What if ther was a way to name a certain type, and then use that name across your program? That way, if that particular type needed to be changed, say to be an int instead of a char, you could specify that in one place. Well, that’s where the typedef statement comes in. However, typedef’s can be a mixed bag, if used too much you acquire obfuscation in your code, but if used to little, you may end up having to edit your code in multiple places; or you may end up with code whose purpose is difficult to understand.
Pointers and arrays are closely related in C. Using indexes and pointers to access the contents of an array are simply two sides to the same coin. They offer two perspectives that aim towards the same goal. With pointer arithmetic (which we covered in the article on pointers), you can access each element in the array one after another or randomly. With array indexing you can specify a short hand number that is easier to understand and read but does the same thing.
Pointers at this point in the article series may seem like more of a pain that a boon, but they are very powerful when it comes to constructing articulate programs. Pointers allow us to pass the memory addresses of specific objects around in our programs, and to modify memory in various places.

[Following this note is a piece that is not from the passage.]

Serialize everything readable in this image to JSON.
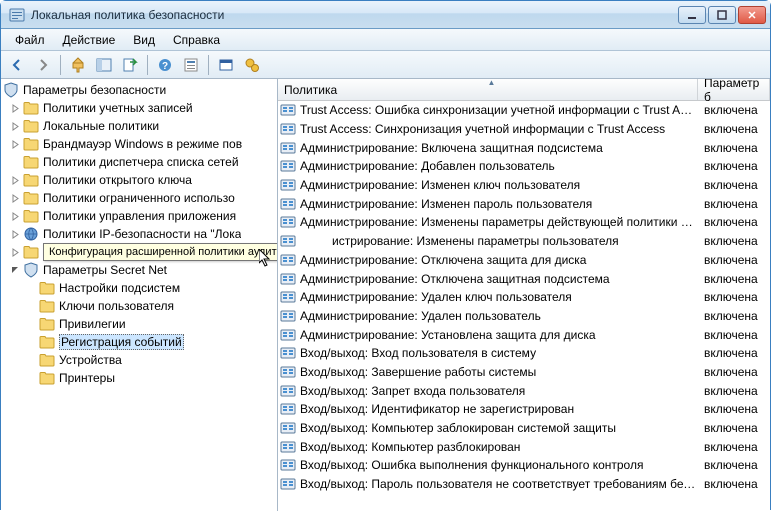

In this article we cover the C programming language: where did it come from, how it relates to other languages, what can it do, what doesn’t it do, and the future of the language. C is a powerful language any aspiring programmer would benefit from learning and mastering. Even today, in embedded systems, C is very much employed, and in that personal respect, important to building my robot.